Rett Syndrome and access to critical care during the COVID-19 crisis


Since Reverse Rett published this article on 24th March 2020, NICE have made some amendments to the guideline on critical care.

In particular the use of the Clinical Frailty Scale in people with disabilities was updated due in large part to pressure from patient organisations like Reverse Rett and other disability advocates. 

At Reverse Rett, we remain highly concerned about the guideline, even with the amendments.

Here are the key issues:

1. Whilst the guideline now states:

Be aware of the limitations of using the CFS as the sole assessment of frailty. The CFS should not be used in younger people, people with stable long-term disabilities (for example, cerebral palsy), learning disabilities or autism. An individualised assessment is recommended in all cases where the CFS is not appropriate.

Rett Syndrome is not likely to be considered a stable long term disability, like autism. 

The guideline still also states ‘consider comorbidities and underlying health conditions in all cases.’ 

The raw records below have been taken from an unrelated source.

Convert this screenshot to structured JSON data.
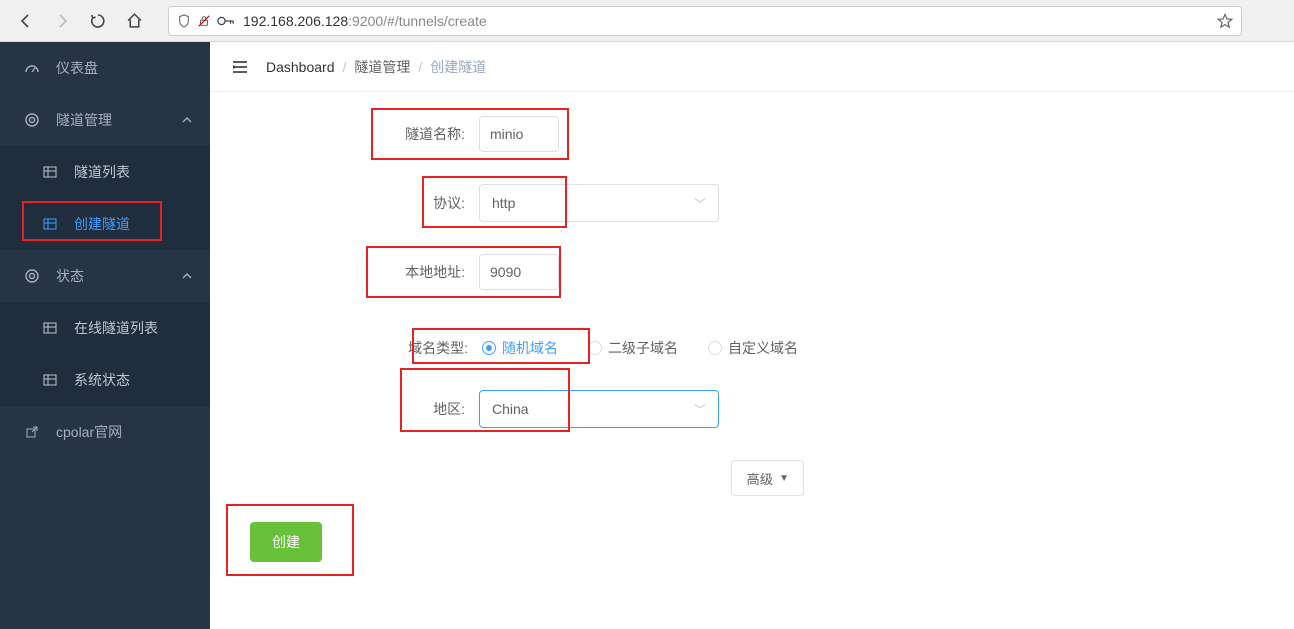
{
  "browser": {
    "url_prefix": "192.168.206.128",
    "url_suffix": ":9200/#/tunnels/create"
  },
  "sidebar": {
    "items": [
      {
        "label": "仪表盘"
      },
      {
        "label": "隧道管理"
      },
      {
        "label": "隧道列表"
      },
      {
        "label": "创建隧道"
      },
      {
        "label": "状态"
      },
      {
        "label": "在线隧道列表"
      },
      {
        "label": "系统状态"
      },
      {
        "label": "cpolar官网"
      }
    ]
  },
  "breadcrumb": {
    "items": [
      "Dashboard",
      "隧道管理",
      "创建隧道"
    ]
  },
  "form": {
    "tunnel_name_label": "隧道名称:",
    "tunnel_name_value": "minio",
    "protocol_label": "协议:",
    "protocol_value": "http",
    "local_addr_label": "本地地址:",
    "local_addr_value": "9090",
    "domain_type_label": "域名类型:",
    "domain_type_options": [
      "随机域名",
      "二级子域名",
      "自定义域名"
    ],
    "region_label": "地区:",
    "region_value": "China",
    "advanced_label": "高级",
    "submit_label": "创建"
  }
}
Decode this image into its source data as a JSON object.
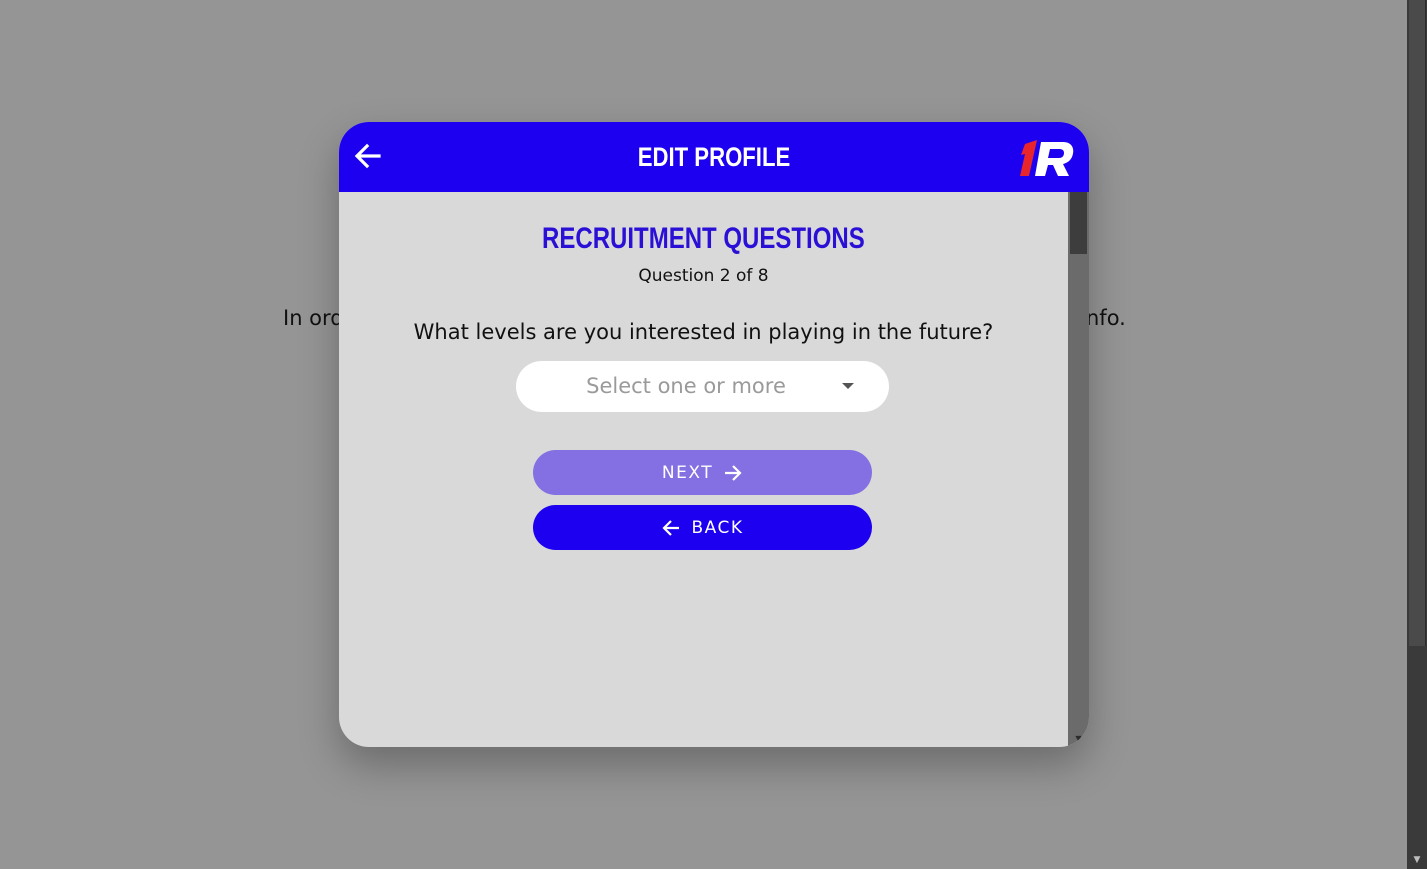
{
  "background": {
    "text_left": "In ord",
    "text_right": "nfo."
  },
  "modal": {
    "header": {
      "title": "EDIT PROFILE",
      "back_icon": "arrow-left-icon",
      "logo_text": "1R"
    },
    "section_title": "RECRUITMENT QUESTIONS",
    "question_count": "Question 2 of 8",
    "question_text": "What levels are you interested in playing in the future?",
    "select": {
      "placeholder": "Select one or more",
      "icon": "caret-down-icon"
    },
    "buttons": {
      "next_label": "NEXT",
      "back_label": "BACK"
    }
  },
  "colors": {
    "primary": "#1d00f0",
    "next_disabled": "#8470e3",
    "section_title": "#2a10d6",
    "modal_bg": "#d9d9d9",
    "overlay": "#959595",
    "logo_red": "#e8242c"
  }
}
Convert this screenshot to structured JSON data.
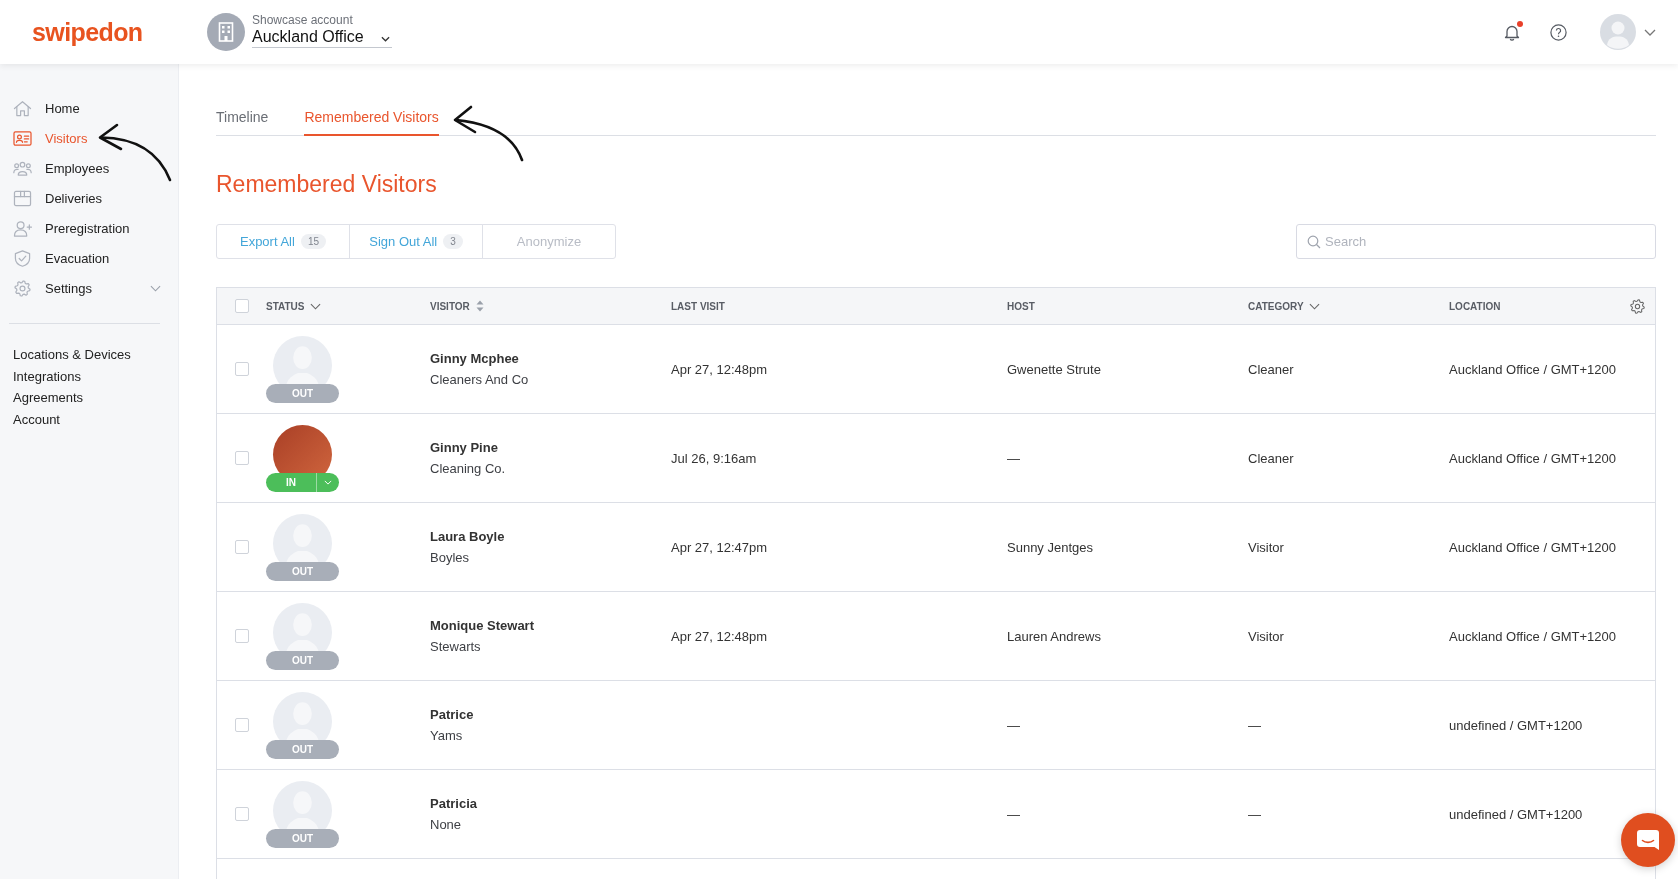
{
  "header": {
    "logo": "swipedon",
    "account": {
      "label": "Showcase account",
      "name": "Auckland Office"
    },
    "notifications": {
      "unread": true
    }
  },
  "sidebar": {
    "items": [
      {
        "label": "Home",
        "selected": false
      },
      {
        "label": "Visitors",
        "selected": true
      },
      {
        "label": "Employees",
        "selected": false
      },
      {
        "label": "Deliveries",
        "selected": false
      },
      {
        "label": "Preregistration",
        "selected": false
      },
      {
        "label": "Evacuation",
        "selected": false
      },
      {
        "label": "Settings",
        "selected": false,
        "expanded": false
      }
    ],
    "links": [
      "Locations & Devices",
      "Integrations",
      "Agreements",
      "Account"
    ]
  },
  "tabs": [
    {
      "label": "Timeline",
      "selected": false
    },
    {
      "label": "Remembered Visitors",
      "selected": true
    }
  ],
  "page_title": "Remembered Visitors",
  "toolbar": {
    "actions": [
      {
        "label": "Export All",
        "count": "15",
        "disabled": false
      },
      {
        "label": "Sign Out All",
        "count": "3",
        "disabled": false
      },
      {
        "label": "Anonymize",
        "disabled": true
      }
    ],
    "search": {
      "placeholder": "Search"
    }
  },
  "table": {
    "all_selected": false,
    "columns": [
      {
        "label": "STATUS",
        "kind": "filter"
      },
      {
        "label": "VISITOR",
        "kind": "sort"
      },
      {
        "label": "LAST VISIT",
        "kind": "plain"
      },
      {
        "label": "HOST",
        "kind": "plain"
      },
      {
        "label": "CATEGORY",
        "kind": "filter"
      },
      {
        "label": "LOCATION",
        "kind": "plain"
      }
    ],
    "rows": [
      {
        "selected": false,
        "status": "OUT",
        "signed_in": false,
        "has_photo": false,
        "name": "Ginny Mcphee",
        "company": "Cleaners And Co",
        "last_visit": "Apr 27, 12:48pm",
        "host": "Gwenette Strute",
        "category": "Cleaner",
        "location": "Auckland Office / GMT+1200"
      },
      {
        "selected": false,
        "status": "IN",
        "signed_in": true,
        "has_photo": true,
        "name": "Ginny Pine",
        "company": "Cleaning Co.",
        "last_visit": "Jul 26, 9:16am",
        "host": "—",
        "category": "Cleaner",
        "location": "Auckland Office / GMT+1200"
      },
      {
        "selected": false,
        "status": "OUT",
        "signed_in": false,
        "has_photo": false,
        "name": "Laura Boyle",
        "company": "Boyles",
        "last_visit": "Apr 27, 12:47pm",
        "host": "Sunny Jentges",
        "category": "Visitor",
        "location": "Auckland Office / GMT+1200"
      },
      {
        "selected": false,
        "status": "OUT",
        "signed_in": false,
        "has_photo": false,
        "name": "Monique Stewart",
        "company": "Stewarts",
        "last_visit": "Apr 27, 12:48pm",
        "host": "Lauren Andrews",
        "category": "Visitor",
        "location": "Auckland Office / GMT+1200"
      },
      {
        "selected": false,
        "status": "OUT",
        "signed_in": false,
        "has_photo": false,
        "name": "Patrice",
        "company": "Yams",
        "host": "—",
        "category": "—",
        "location": "undefined / GMT+1200"
      },
      {
        "selected": false,
        "status": "OUT",
        "signed_in": false,
        "has_photo": false,
        "name": "Patricia",
        "company": "None",
        "host": "—",
        "category": "—",
        "location": "undefined / GMT+1200"
      }
    ]
  }
}
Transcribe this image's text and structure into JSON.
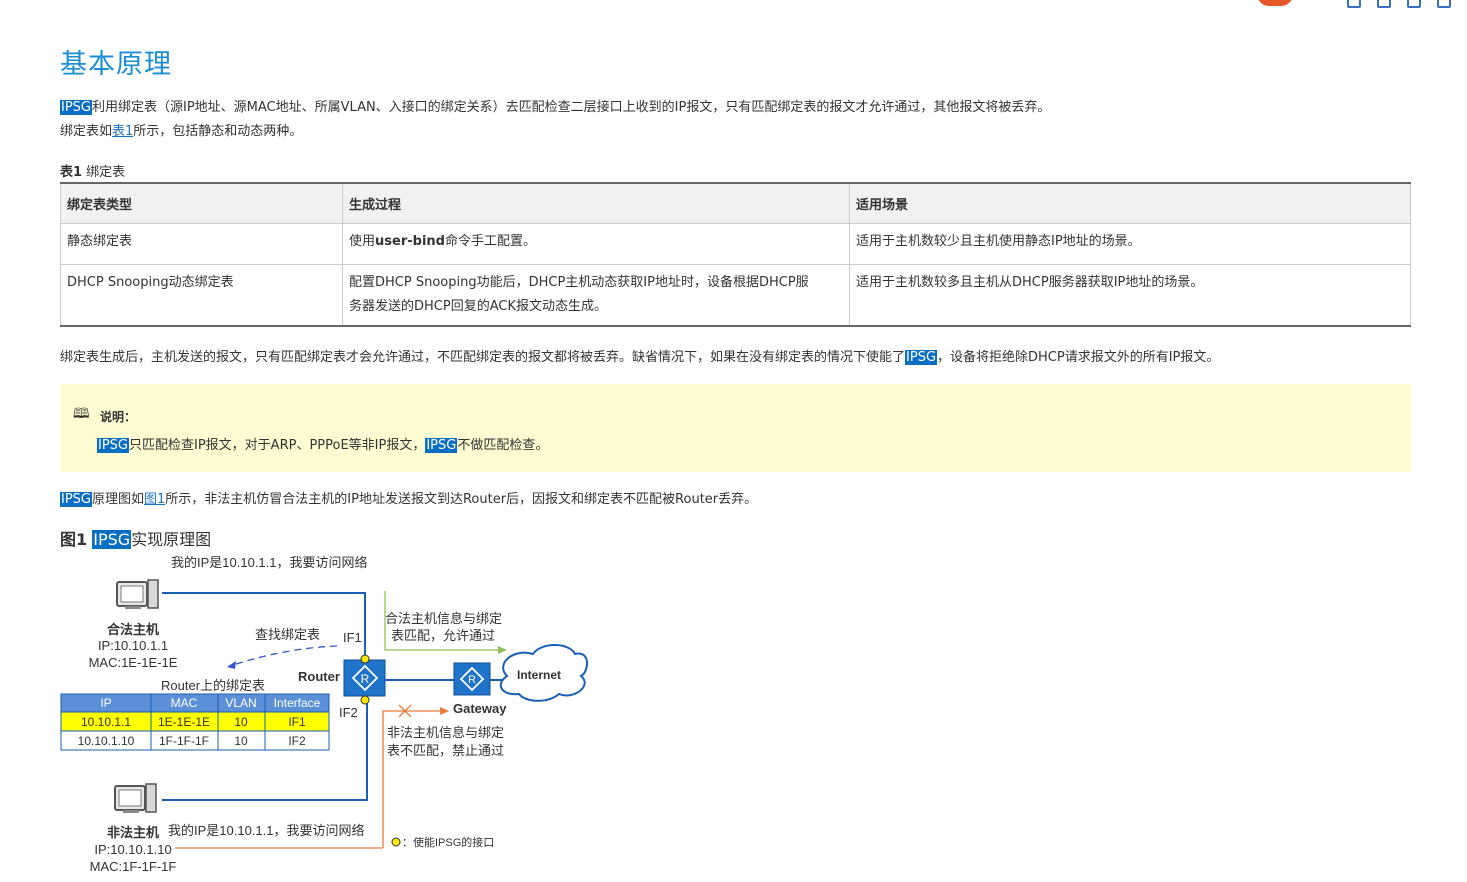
{
  "page": {
    "title": "基本原理",
    "highlight_term": "IPSG"
  },
  "intro": {
    "line1_hl": "IPSG",
    "line1_rest": "利用绑定表（源IP地址、源MAC地址、所属VLAN、入接口的绑定关系）去匹配检查二层接口上收到的IP报文，只有匹配绑定表的报文才允许通过，其他报文将被丢弃。",
    "line2_before": "绑定表如",
    "line2_link": "表1",
    "line2_after": "所示，包括静态和动态两种。"
  },
  "table": {
    "caption_bold": "表1",
    "caption_text": " 绑定表",
    "headers": [
      "绑定表类型",
      "生成过程",
      "适用场景"
    ],
    "rows": [
      {
        "type": "静态绑定表",
        "process_before": "使用",
        "process_bold": "user-bind",
        "process_after": "命令手工配置。",
        "scene": "适用于主机数较少且主机使用静态IP地址的场景。"
      },
      {
        "type": "DHCP Snooping动态绑定表",
        "process_line1": "配置DHCP Snooping功能后，DHCP主机动态获取IP地址时，设备根据DHCP服",
        "process_line2": "务器发送的DHCP回复的ACK报文动态生成。",
        "scene": "适用于主机数较多且主机从DHCP服务器获取IP地址的场景。"
      }
    ]
  },
  "after_table": {
    "before": "绑定表生成后，主机发送的报文，只有匹配绑定表才会允许通过，不匹配绑定表的报文都将被丢弃。缺省情况下，如果在没有绑定表的情况下使能了",
    "hl": "IPSG",
    "after": "，设备将拒绝除DHCP请求报文外的所有IP报文。"
  },
  "note": {
    "label": "说明：",
    "hl1": "IPSG",
    "mid": "只匹配检查IP报文，对于ARP、PPPoE等非IP报文，",
    "hl2": "IPSG",
    "end": "不做匹配检查。"
  },
  "figure_intro": {
    "hl": "IPSG",
    "before_link": "原理图如",
    "link": "图1",
    "after_link": "所示，非法主机仿冒合法主机的IP地址发送报文到达Router后，因报文和绑定表不匹配被Router丢弃。"
  },
  "figure": {
    "caption_bold": "图1",
    "caption_hl": "IPSG",
    "caption_text": "实现原理图",
    "legal_host": {
      "name": "合法主机",
      "ip": "IP:10.10.1.1",
      "mac": "MAC:1E-1E-1E",
      "speech": "我的IP是10.10.1.1，我要访问网络"
    },
    "illegal_host": {
      "name": "非法主机",
      "ip": "IP:10.10.1.10",
      "mac": "MAC:1F-1F-1F",
      "speech": "我的IP是10.10.1.1，我要访问网络"
    },
    "lookup_label": "查找绑定表",
    "router_label": "Router",
    "if1": "IF1",
    "if2": "IF2",
    "gateway_label": "Gateway",
    "internet_label": "Internet",
    "allow_line1": "合法主机信息与绑定",
    "allow_line2": "表匹配，允许通过",
    "deny_line1": "非法主机信息与绑定",
    "deny_line2": "表不匹配，禁止通过",
    "legend": "：使能IPSG的接口",
    "bind_table": {
      "title": "Router上的绑定表",
      "headers": [
        "IP",
        "MAC",
        "VLAN",
        "Interface"
      ],
      "rows": [
        [
          "10.10.1.1",
          "1E-1E-1E",
          "10",
          "IF1"
        ],
        [
          "10.10.1.10",
          "1F-1F-1F",
          "10",
          "IF2"
        ]
      ]
    }
  },
  "colors": {
    "title": "#1a8fd6",
    "highlight_bg": "#0a6fc2",
    "note_bg": "#fdfbd1",
    "line_blue": "#1a5fb4",
    "allow_green": "#8fbf5a",
    "deny_orange": "#e87a3a",
    "row_yellow": "#ffff00",
    "table_head_blue": "#5b8fd6"
  }
}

This fundamentally places people with Rett syndrome of all ages at a huge disadvantage due to the inherent health problems in Rett syndrome, which exist alongside the learning disability element of the condition.Despite the fact that the SCFN and the guideline states that the CFS shouldn’t be used in groups including people with learning disabilities and autism, we are still worried about how the guideline will be used in highly pressurised situations.

2. There is no mention in the guideline of reasonable adjustments which need to be made, when isolation processes may separate vulnerable adults from their families and carers and when someone does not have either the ability and or the capacity to discuss whether they want critical care.

3. The algorithm still shows that if you are considered to be frail, you will not be able to access critical care.

4. The Specialised Clinical Frailty Network (SCFN) website and literature still states that the CFS can be undertaken by any appropriately trained healthcare professional (doctor, nurse, health care assistant, therapist etc.) which means that judgement of frailty which will drive decisions about critical care can be made by staff without knowledge understanding or expertise in Rett Syndrome or rare diseases at large.

5. There is still no requirement to work with families in decision making about access to critical care.

We believe these remaining issues will lead to situations which contravene UN Convention on the Rights of Persons with Disabilities Article 25 which state that:

States Parties shall:

Provide persons with disabilities with the same range, quality and standard of free or affordable health care and programmes as provided to other persons and prevent discriminatory denial of health care or health services or food and fluids on the basis of disability.

We continue to monitor the situation and push for further, more clear and categorical amendments to the guideline.

We will keep you informed of developments.